“Operation within an Enhanced Partnership will require LTAs to provide more financial support than hitherto. Prudence will ensure that they too will need to adopt a quasi-commercial approach to network development to safeguard their investment,” the consultancy says.
Simple networks and flat fares aspiration raises some concerns
TAS has aired concerns about policy surrounding simplified networks and flat fares. While it advocates a simple approach, the consultancy says that steps towards flat fare areas “should be taken with caution, as often a distance-based fare is the most appropriate approach.”

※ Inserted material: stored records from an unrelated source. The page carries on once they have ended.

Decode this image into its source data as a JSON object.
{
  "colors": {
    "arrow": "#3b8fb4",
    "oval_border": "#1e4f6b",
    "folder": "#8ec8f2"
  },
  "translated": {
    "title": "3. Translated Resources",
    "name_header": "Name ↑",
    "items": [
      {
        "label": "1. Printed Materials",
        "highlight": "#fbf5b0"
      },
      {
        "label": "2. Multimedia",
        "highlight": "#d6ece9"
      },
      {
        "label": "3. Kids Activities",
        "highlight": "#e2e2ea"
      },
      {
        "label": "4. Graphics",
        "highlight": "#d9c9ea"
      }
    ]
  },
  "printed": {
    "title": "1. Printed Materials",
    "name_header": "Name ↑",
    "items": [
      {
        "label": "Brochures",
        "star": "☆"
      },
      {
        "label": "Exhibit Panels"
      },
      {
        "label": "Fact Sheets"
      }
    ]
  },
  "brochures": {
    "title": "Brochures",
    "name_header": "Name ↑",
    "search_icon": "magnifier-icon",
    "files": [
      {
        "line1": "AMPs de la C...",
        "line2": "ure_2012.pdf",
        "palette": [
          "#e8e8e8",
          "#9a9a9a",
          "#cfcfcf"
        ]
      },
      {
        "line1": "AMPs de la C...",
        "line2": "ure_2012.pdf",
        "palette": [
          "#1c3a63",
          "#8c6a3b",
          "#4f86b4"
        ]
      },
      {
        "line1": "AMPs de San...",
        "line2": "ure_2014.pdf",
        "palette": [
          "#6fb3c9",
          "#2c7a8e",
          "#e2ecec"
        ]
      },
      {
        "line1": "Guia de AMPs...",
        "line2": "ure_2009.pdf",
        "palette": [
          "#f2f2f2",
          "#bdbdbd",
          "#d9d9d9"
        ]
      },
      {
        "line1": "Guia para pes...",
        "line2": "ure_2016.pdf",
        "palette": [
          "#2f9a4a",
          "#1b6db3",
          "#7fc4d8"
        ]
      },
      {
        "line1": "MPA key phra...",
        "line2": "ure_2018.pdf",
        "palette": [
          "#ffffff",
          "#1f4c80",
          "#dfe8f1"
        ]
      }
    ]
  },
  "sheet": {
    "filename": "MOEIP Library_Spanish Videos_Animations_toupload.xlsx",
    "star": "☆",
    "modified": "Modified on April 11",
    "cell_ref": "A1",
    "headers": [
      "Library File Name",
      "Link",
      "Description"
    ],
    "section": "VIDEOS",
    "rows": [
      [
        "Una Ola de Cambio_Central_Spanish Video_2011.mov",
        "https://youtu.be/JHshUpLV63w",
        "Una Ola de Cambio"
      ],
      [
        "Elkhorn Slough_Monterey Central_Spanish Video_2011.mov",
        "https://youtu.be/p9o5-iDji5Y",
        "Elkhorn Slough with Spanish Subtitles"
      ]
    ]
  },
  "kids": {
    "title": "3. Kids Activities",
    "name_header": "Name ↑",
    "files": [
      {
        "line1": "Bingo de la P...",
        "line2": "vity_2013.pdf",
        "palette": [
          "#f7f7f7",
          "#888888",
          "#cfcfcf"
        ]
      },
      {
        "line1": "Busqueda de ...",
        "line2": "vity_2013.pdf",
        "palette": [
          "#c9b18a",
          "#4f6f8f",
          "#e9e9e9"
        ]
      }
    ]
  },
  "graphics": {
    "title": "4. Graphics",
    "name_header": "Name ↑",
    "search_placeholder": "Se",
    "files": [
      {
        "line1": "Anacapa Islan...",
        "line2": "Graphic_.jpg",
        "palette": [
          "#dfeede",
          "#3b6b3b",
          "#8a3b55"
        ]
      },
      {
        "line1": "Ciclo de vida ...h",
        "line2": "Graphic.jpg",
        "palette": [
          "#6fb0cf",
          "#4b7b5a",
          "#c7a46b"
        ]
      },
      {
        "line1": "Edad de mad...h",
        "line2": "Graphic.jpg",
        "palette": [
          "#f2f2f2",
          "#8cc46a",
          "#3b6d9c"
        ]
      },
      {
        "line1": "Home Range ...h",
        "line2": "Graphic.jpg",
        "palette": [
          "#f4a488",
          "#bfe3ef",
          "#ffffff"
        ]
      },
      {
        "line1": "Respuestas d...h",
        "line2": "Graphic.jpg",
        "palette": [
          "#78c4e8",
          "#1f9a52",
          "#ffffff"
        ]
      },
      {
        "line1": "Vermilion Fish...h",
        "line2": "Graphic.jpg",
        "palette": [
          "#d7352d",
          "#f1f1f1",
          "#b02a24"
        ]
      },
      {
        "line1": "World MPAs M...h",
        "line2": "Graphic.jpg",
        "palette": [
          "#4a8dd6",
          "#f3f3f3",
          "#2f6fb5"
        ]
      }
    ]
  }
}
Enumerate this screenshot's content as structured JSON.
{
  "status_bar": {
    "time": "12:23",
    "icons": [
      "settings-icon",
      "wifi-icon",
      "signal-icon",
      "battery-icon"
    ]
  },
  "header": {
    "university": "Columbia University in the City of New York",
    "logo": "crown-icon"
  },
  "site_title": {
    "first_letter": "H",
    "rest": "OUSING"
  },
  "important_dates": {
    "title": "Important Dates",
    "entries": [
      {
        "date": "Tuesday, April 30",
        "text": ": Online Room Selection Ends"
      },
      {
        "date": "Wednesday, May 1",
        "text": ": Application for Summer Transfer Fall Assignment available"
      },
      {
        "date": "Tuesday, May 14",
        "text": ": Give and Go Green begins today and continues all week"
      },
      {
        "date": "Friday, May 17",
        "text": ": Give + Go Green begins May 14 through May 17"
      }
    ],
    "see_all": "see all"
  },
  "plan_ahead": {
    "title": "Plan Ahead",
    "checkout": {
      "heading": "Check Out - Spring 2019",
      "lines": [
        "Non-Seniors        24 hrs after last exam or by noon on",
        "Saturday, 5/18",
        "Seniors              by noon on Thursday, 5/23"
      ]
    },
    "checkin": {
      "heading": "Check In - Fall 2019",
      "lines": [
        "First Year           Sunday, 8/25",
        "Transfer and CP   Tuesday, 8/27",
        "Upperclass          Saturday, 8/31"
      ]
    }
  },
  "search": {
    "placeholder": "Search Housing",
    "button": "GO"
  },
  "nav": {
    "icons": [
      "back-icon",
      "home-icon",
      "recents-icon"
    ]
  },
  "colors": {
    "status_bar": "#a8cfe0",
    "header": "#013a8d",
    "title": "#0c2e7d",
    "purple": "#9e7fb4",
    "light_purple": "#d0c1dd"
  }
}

TAS believes that the transition to a flat fare system risks pricing short distance users off buses and causing longer-distance passengers to cease covering their costs.
On simplified networks, the consultancy acknowledges that one high-frequency route along a corridor rather than many lower-frequency services “has helped to grow ridership in the past.”
But it states that delivering that concept can be difficult without creating over-bussing at the outer reaches.
“Many urban operators already successfully provide high-frequency corridors from a combination of less-frequent services. That creates the best of both worlds as outlying areas get a reasonable service without over-provision,” says TAS. It notes that ‘feeder’ services that connect with trunk routes are not popular as customers dislike being forced to change.
TAS has also urged caution around a focus on app-based DRT in rural areas. Rural Mobility Fund recently awarded £19.4m to 17 LTAs for such provision. TAS acknowledges that DRT services “do play their part,” but it says that other options should not be forgotten in a bit to improve public transport in less populated areas.
Home-to-school services and CT work require clarity
Services provided by community transport organisations play a role in the provision of services that are not commercially viable, says TAS, but it notes that the Strategy makes scant mention of them.
For ‘open-door’ home-to-school services, the consultancy says that a clear position on how they fit within the government’s blueprint for the sector’s future must be delivered “as a priority.” It adds that home-to-school routes “not only act as a shop window to children and young people, but also allow provision of marginal public services through shared resources.”
TAS has previously been involved in the development of Enhanced Partnership guidance for the Department for Transport. It is available to help LTAs meet their obligations through the National Bus Strategy for England.